Small businesses reported a drop in domestic supplier delays from a high of 36.1% in April 2022 to 14.5% in the most recent collection period in July 2023. Foreign supplier delays also plummeted significantly to 4.3%.

In the last two weeks, did this business have any of the following?

In addition to supply chain disruptions, high inflation posed hardships for both consumers and businesses nationwide. The SBPS began gauging this impact in February 2022, asking respondents how prices for goods and services had changed compared to six months ago. Initially, 36.5% reported a large increase in prices, and nearly 40% indicated a moderate increase. By April 2022, the percentage reporting large price increases surged to 40.6%, with 78% of U.S. small businesses reporting price hikes of any kind.

Comparing now to six months ago, how have the prices this business pays for goods or services changed?

As interest rates rose and inflation persisted as a critical national concern, the BTOS closely tracked its impact on small businesses.

The survey asked businesses if, in the last two weeks, prices had increased, decreased, or remained unchanged. At the beginning of the BTOS, 62.8% reported an increase in prices, while 35.9% noted no change.

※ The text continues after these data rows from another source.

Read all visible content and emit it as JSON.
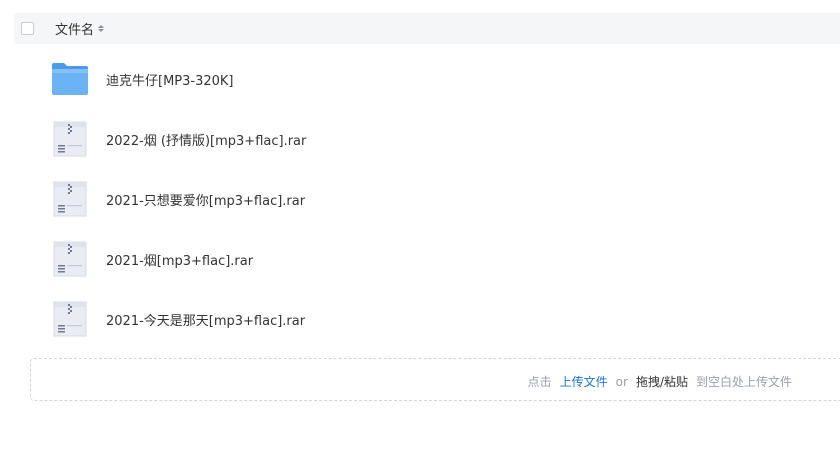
{
  "header": {
    "select_all": false,
    "column_label": "文件名"
  },
  "files": [
    {
      "name": "迪克牛仔[MP3-320K]",
      "icon": "folder-icon"
    },
    {
      "name": "2022-烟 (抒情版)[mp3+flac].rar",
      "icon": "archive-file-icon"
    },
    {
      "name": "2021-只想要爱你[mp3+flac].rar",
      "icon": "archive-file-icon"
    },
    {
      "name": "2021-烟[mp3+flac].rar",
      "icon": "archive-file-icon"
    },
    {
      "name": "2021-今天是那天[mp3+flac].rar",
      "icon": "archive-file-icon"
    }
  ],
  "upload": {
    "prefix": "点击",
    "upload_link": "上传文件",
    "or": "or",
    "drag_paste": "拖拽/粘贴",
    "suffix": "到空白处上传文件"
  },
  "colors": {
    "header_bg": "#f5f6f7",
    "link": "#1a73d9",
    "folder": "#5aa9f0"
  }
}
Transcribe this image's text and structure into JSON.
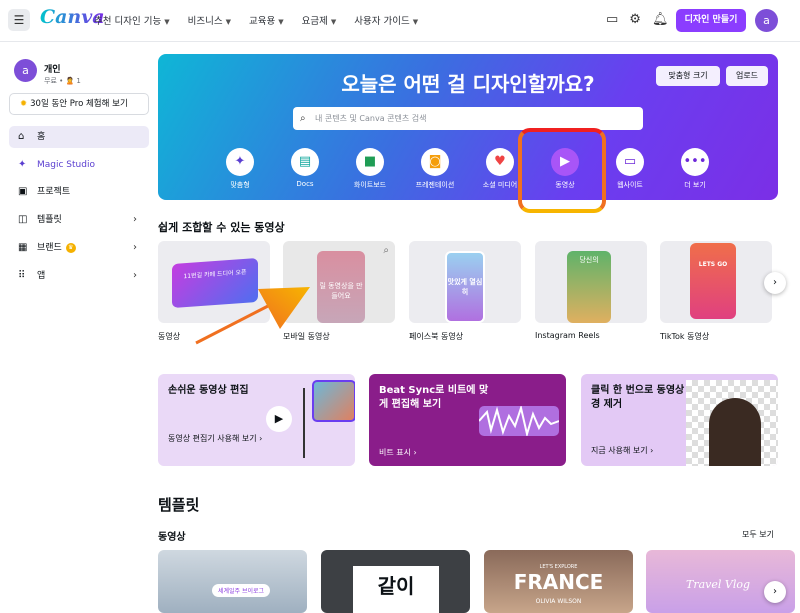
{
  "topbar": {
    "logo": "Canva",
    "menu_icon": "hamburger-icon",
    "nav": [
      "추천 디자인 기능",
      "비즈니스",
      "교육용",
      "요금제",
      "사용자 가이드"
    ],
    "create_label": "디자인 만들기",
    "avatar_letter": "a"
  },
  "sidebar": {
    "user_name": "개인",
    "user_sub": "무료 • 🙎 1",
    "avatar_letter": "a",
    "trial_label": "30일 동안 Pro 체험해 보기",
    "items": [
      {
        "label": "홈",
        "icon": "home-icon"
      },
      {
        "label": "Magic Studio",
        "icon": "sparkle-icon"
      },
      {
        "label": "프로젝트",
        "icon": "folder-icon"
      },
      {
        "label": "템플릿",
        "icon": "template-icon"
      },
      {
        "label": "브랜드",
        "icon": "brand-icon"
      },
      {
        "label": "앱",
        "icon": "apps-icon"
      }
    ]
  },
  "hero": {
    "title": "오늘은 어떤 걸 디자인할까요?",
    "custom_size": "맞춤형 크기",
    "upload": "업로드",
    "search_placeholder": "내 콘텐츠 및 Canva 콘텐츠 검색",
    "categories": [
      {
        "label": "맞춤형",
        "icon": "sparkle-icon",
        "color": "#5a3ed0"
      },
      {
        "label": "Docs",
        "icon": "docs-icon",
        "color": "#13a89e"
      },
      {
        "label": "화이트보드",
        "icon": "whiteboard-icon",
        "color": "#1f9d55"
      },
      {
        "label": "프레젠테이션",
        "icon": "presentation-icon",
        "color": "#f59e0b"
      },
      {
        "label": "소셜 미디어",
        "icon": "heart-icon",
        "color": "#ef4444"
      },
      {
        "label": "동영상",
        "icon": "video-icon",
        "color": "#a855f7"
      },
      {
        "label": "웹사이트",
        "icon": "website-icon",
        "color": "#6d28d9"
      },
      {
        "label": "더 보기",
        "icon": "more-icon",
        "color": "#6d28d9"
      }
    ]
  },
  "video_section": {
    "title": "쉽게 조합할 수 있는 동영상",
    "items": [
      {
        "label": "동영상",
        "overlay": "11번길 카페 드디어 오픈"
      },
      {
        "label": "모바일 동영상",
        "overlay": "릴 동영상을 만들어요"
      },
      {
        "label": "페이스북 동영상",
        "overlay": "맛있게 열심히"
      },
      {
        "label": "Instagram Reels",
        "overlay": "당신의"
      },
      {
        "label": "TikTok 동영상",
        "overlay": "LETS GO"
      }
    ]
  },
  "promos": [
    {
      "title": "손쉬운 동영상 편집",
      "link": "동영상 편집기 사용해 보기 ›"
    },
    {
      "title": "Beat Sync로 비트에 맞게 편집해 보기",
      "link": "비트 표시 ›"
    },
    {
      "title": "클릭 한 번으로 동영상 배경 제거",
      "link": "지금 사용해 보기 ›"
    }
  ],
  "templates": {
    "title": "템플릿",
    "subtitle": "동영상",
    "see_all": "모두 보기",
    "items": [
      {
        "text": "세계일주 브이로그"
      },
      {
        "text": "같이"
      },
      {
        "text": "FRANCE",
        "sub": "LET'S EXPLORE",
        "author": "OLIVIA WILSON"
      },
      {
        "text": "Travel Vlog"
      }
    ]
  }
}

Since then, the “increased” category dropped significantly to 40.0%, while the “no change” category rose notably to 58.4%.

Although still elevated, inflation rates in the U.S. have decreased from pandemic highs. BTOS data seem to corroborate this, with small businesses reporting no noticeable decreases in prices.

The SBPS initiated a successful endeavor to gather timely and accurate data on the U.S. business climate, proving particularly valuable during COVID-19.

The BTOS continues this effort, remaining a high-frequency survey reliable enough to track general trends and agile enough to adapt during economic crises.

The updated BTOS scope will further broaden its coverage to provide a more precise portrayal of the national business landscape, gathering data on the impact of natural disasters and producing crucial insights for government and business leaders.